Archive for backyard babies

R.I.P. Fred Cole

Posted in Dispatches with tags , , on November 10, 2017 by Magadh

fred2I heard today that Fred Cole of the legendary Portland band Dead Moon had died of cancer. I regard this as a tragedy, but if I may be permitted to utter a bit of heresy I will say that I never liked Dead Moon all that much. They just kind of weren’t my thing. I saw them plenty of times in practically every state of mind (other than stone cold sober of course), but I never quite got the lo-fi magic that everyone else seemed to be tuning in to. That said, I will say that there are few people with whom I have crossed paths in music for whom I have so much respect, and perhaps that distance between the first thing and the second is worth a bit of comment.

It was hard to avoid Dead Moon if you came up in the underground scene in Portland, Oregon in the 1980s. It was Fred who handed me the first musical instrument I ever bought, a Gibson SG bass that he recommended because I was left handed and it would be easy to restring. He even showed me how to flip the nut so that the strings would fit right. All of this happened in the course of a twenty minute conversation at Tombstone Music out in Clackamas (after I’d spend an hour trying to find the place because it was on 82nd Drive, not 82nd Avenue). Anyway, it was useful advice, and he didn’t hiccup at the fact that, at that point, knew just about zilch about musical instruments or what to do with them.

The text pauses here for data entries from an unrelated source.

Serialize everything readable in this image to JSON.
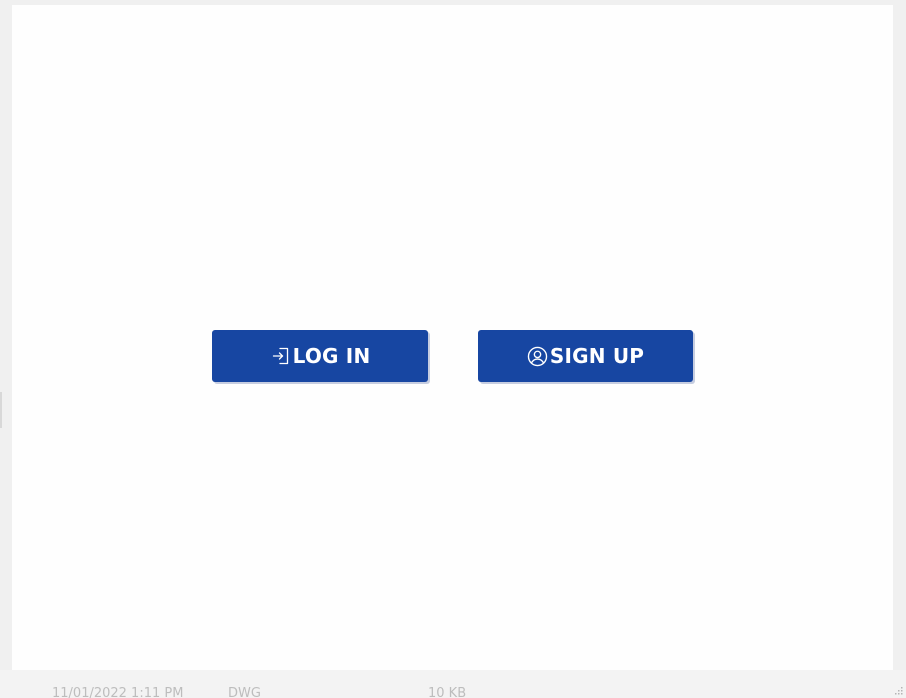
{
  "colors": {
    "button_bg": "#1746a2",
    "button_text": "#ffffff",
    "panel_bg": "#fefefe",
    "frame_bg": "#f0f0f0"
  },
  "actions": {
    "login": {
      "label": "LOG IN",
      "icon": "login-icon"
    },
    "signup": {
      "label": "SIGN UP",
      "icon": "user-circle-icon"
    }
  },
  "background_row": {
    "col1": "11/01/2022 1:11 PM",
    "col2": "DWG",
    "col3": "10 KB"
  }
}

I must have seen Dead Moon at the Satyricon twenty times at least. They had the feel of having being around forever, even though they really only formed in 1987. Now, to be 100% honest, I hung around the Satyricon a lot and wasn’t terribly picky about what I was seeing there. In point of fact, I saw The Mentors like three years running (they used to play every year around Christmas on their way up to Seattle), and please believe me when I say that I had no inclination to see them even one time. For me, Dead Moon was kind of like sonic wallpaper in an environment which I was naïve enough to think would never really change.

It never really occurred to me that anyone outside the Willamette Valley actually cared about them until one night in the 90s when a bunch of us were chatting with Dregen Borg after a Backyard Babies show at Satyricon. Someone asked him how they like Portland and he was like, “Yeah, we love Portland. Dead Moon are great!” That was pretty close to the time that I actually moved out of town, and by that point I was so wrapped up in black metal and its more obscure variants that I didn’t really have the space in my head to wind back the clock and revise my judgment.

Well, Fred is gone now and I wish him a happy trip to Valhalla or wherever the legendary rockers go. He had a commitment to doing things his own way, and he clearly never gave a damn about making big or any of the other bullshit trappings that come with playing music. He just went his own way, churning out dark country music recorded in mono. There is something in that fundamentally worth respect. There are and will be many imitators of that way of doing things, but one thing I knew about Fred was that it was a fundamental expression of who he was, and I salute another idol as he fades into the twilight.